Brother Lothar entered first, swinging a censer to purify the air. He wore the white cape with the black cross of a Teutonic Knight. Brother Heinrich followed, in the black robes of the Knights of St. John, Hospitaller. In one hand, he held a branch of hyssop and in the other a silver dish from which he splashed holy water to cleanse the way.
The Master General entered wearing a sword and carrying an ornate silver cross. On the left shoulder of his black woolen cloak was appliquéd the cross of the Knights of St. Lazarus. He knelt before the altar, then stood to remove his sword and lay it upon the altar. The sword lay beside the gleaming silver chalice, reflecting the light from dozens of candles. At first, Martin could not tell if the Master General were a leper, but the wrappings on his hands answered Martin’s questions.
The Master General then stepped to one side, and the ritual was repeated by the Commander who served as Deacon. Brothers Heinrich and Lothar helped the Commander to kneel and then lifted him to his feet. He removed his sword and laid it on the altar, and made again to kneel. The Master General, who had seen his difficulty, motioned him to remain standing. The Commander bowed to the crucified Christ and said his silent prayer. Brothers Heinrich and Lothar, in their turns, laid their swords on the altar.
“Asperges me,” said the Master General to the Commander who, in reply, dipped the hyssop twigs into the holy water and sprinkled the Master General. “Domine hyssopo et mundabor; lavabis me. . .”
The lepers spoke, together, those who were able, wheezing and hoarse many of them, “Thou shalt sprinkle me, Lord, with hyssop and I shall be cleansed; thou shalt wash me, and I shall be made whiter than snow. Amen.”
The hyssop was used in the Bible, yes, Martin remembered, for cleansing lepers, but these were the words of Mass when all of God’s world was cleansed of the accumulating filth of human life. “Everyone is unclean,” had said the wandering priest of the Zürichberg.
“Have mercy on me, Lord, have mercy on all,” responded the Commander.
“Gloria Patri, et Filio, et Spiritui Sancto.”
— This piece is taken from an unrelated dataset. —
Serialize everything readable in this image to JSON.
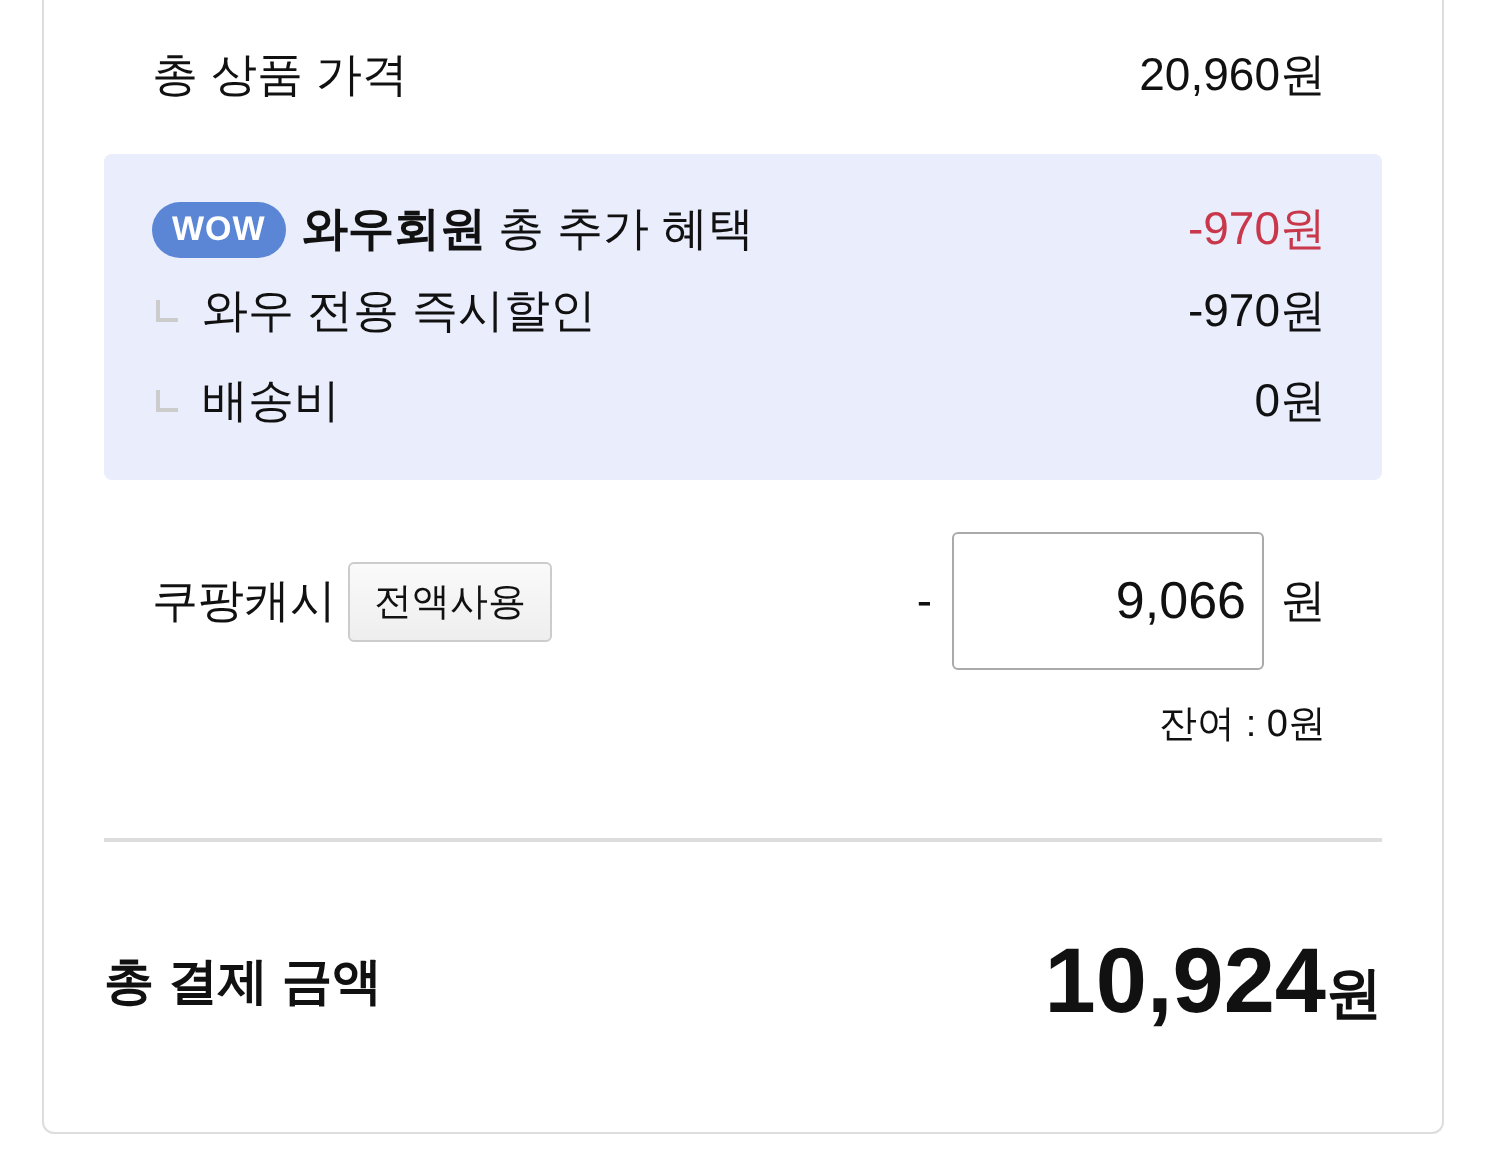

Expecting no mercy from God or man, Martin crossed himself in an automatic gesture of pious anonymity.
The Master General offered the Host as a sacrifice to God, and asked for God’s forgiveness. All those around Martin responded, “Amen.”
“Ejus divinitatis esse consortes, qui humanitatis nostrae fieri dignatus et particips Jesus Christus Fillius tuus Dominus noster…”
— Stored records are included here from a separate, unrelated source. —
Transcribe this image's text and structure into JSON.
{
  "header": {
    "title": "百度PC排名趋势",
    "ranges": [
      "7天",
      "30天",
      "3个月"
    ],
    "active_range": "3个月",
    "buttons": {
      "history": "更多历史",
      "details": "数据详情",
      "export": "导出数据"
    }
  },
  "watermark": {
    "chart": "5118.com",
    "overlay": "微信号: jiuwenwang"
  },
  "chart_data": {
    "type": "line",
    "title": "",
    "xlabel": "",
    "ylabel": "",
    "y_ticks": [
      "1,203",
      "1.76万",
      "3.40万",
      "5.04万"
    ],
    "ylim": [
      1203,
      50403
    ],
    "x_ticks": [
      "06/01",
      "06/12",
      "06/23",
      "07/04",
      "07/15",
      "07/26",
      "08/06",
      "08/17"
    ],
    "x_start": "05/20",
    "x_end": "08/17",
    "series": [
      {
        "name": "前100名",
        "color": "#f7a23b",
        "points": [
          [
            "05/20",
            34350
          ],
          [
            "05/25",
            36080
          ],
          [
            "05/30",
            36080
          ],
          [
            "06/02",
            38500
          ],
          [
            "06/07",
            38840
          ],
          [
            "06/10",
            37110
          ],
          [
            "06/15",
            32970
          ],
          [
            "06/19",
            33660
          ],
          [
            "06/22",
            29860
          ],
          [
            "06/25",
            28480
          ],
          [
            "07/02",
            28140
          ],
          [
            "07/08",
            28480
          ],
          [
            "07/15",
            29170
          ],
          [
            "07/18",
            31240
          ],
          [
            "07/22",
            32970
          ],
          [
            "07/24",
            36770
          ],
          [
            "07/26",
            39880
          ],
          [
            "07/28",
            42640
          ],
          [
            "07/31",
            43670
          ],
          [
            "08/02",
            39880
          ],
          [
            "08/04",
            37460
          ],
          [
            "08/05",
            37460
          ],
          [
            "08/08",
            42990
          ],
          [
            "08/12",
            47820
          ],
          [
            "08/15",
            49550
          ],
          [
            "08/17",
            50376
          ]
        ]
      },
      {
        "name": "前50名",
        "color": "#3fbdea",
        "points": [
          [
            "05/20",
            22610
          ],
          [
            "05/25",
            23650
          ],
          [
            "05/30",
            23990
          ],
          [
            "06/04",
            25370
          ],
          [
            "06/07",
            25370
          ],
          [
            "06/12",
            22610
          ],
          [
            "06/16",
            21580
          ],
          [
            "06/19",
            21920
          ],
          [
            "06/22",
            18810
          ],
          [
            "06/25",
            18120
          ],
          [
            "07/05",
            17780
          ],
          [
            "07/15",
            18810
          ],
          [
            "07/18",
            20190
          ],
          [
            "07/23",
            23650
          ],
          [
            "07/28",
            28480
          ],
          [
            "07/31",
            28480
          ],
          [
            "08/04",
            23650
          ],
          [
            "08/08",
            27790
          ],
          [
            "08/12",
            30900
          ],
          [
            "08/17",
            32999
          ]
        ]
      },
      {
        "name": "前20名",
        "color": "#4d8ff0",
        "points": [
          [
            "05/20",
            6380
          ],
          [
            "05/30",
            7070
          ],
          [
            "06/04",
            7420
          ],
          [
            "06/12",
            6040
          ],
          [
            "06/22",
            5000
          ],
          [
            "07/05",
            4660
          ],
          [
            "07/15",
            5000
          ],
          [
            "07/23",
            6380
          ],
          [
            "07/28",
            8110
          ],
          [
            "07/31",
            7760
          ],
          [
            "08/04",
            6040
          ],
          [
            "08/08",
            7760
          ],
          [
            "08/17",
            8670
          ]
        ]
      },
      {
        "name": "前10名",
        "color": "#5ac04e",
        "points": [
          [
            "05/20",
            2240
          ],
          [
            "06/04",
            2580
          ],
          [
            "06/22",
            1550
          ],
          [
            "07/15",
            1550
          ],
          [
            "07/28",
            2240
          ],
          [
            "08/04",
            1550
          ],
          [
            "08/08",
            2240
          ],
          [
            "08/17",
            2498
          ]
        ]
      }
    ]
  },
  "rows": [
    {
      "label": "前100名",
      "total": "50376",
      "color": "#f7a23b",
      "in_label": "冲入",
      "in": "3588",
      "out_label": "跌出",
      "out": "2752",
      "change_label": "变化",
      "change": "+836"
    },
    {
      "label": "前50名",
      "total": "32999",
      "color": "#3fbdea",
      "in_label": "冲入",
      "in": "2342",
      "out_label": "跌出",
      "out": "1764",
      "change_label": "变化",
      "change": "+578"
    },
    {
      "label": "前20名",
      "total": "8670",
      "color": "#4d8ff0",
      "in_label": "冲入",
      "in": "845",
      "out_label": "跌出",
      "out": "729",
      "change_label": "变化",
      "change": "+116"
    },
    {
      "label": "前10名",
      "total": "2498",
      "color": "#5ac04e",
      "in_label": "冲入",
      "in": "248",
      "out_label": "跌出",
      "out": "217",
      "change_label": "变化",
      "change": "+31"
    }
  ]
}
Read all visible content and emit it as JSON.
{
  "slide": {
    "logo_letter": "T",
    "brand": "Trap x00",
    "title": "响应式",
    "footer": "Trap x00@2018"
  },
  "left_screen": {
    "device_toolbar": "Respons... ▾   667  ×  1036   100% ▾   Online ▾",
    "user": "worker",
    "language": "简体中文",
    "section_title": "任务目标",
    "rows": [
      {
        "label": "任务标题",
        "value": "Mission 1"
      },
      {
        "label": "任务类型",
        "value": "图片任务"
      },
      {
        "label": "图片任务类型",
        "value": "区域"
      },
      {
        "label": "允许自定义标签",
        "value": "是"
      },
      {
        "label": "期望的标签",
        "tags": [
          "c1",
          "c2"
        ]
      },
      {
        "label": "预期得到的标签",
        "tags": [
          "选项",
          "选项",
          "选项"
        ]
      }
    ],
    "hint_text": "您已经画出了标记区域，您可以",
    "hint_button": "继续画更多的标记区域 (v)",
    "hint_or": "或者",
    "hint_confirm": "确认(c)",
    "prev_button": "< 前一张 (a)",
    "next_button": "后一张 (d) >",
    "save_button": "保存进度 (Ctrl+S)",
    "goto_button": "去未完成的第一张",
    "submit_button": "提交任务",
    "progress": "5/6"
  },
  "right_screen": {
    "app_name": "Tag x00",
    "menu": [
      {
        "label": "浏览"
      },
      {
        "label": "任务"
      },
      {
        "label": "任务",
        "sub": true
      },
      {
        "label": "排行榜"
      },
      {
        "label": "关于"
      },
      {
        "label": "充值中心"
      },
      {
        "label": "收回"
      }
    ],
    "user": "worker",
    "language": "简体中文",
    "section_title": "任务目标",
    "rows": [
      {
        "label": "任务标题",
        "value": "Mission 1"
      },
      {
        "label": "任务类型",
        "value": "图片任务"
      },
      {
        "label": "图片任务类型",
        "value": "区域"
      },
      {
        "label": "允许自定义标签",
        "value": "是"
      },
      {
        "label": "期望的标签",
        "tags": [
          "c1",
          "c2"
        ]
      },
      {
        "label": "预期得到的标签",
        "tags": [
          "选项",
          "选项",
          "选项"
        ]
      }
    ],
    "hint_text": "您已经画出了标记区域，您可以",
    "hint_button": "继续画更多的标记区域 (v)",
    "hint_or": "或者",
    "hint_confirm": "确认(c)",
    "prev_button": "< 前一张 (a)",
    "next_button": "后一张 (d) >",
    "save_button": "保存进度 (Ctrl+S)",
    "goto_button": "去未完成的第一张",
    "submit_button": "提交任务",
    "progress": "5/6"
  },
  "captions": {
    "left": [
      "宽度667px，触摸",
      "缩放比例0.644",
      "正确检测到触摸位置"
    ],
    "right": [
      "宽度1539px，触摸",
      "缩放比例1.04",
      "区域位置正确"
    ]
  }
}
Martin had heard this in every Mass since his boyhood, that Christ was God humbling himself to participate in the bitter, confusing struggle of man. Martin wondered if being human were not more difficult than being God.
The Commander waved the censer over the chalice to purify it before this first communion, purifying it for lepers. No clean lips would ever drink from it.
The air grew heavy with incense, the scent of fresh-cut pine, wet wool and human breath. It took a long time for the lepers to take their communion, and Martin stayed, kneeling on the stone floor, head bowed, eyes closed, his mind dragged through time on the voices, the singing, the words and the smoke of the incense. Confusing present and past, he listened for Michele’s pure Latin accents. The sun broke through the clouds and sent a bright flash through the chapel’s east window, the body of Christ. Startled by light pressing his eyelids, Martin lifted his head. He opened his eyes, but the sun was gone, and he was surrounded not by bright paintings, but by bare rock. Memory and hope collided, and he crumpled unconscious on the stone floor.
This is an excerpt from my novel, Martin of Gfenn. If you like it, you can read more at martinofgfenn.com. In those days, people did not have Christmas trees as we know them, but they did put up what they called “the miracle tree.” It was an evergreen tree with apples tied to it.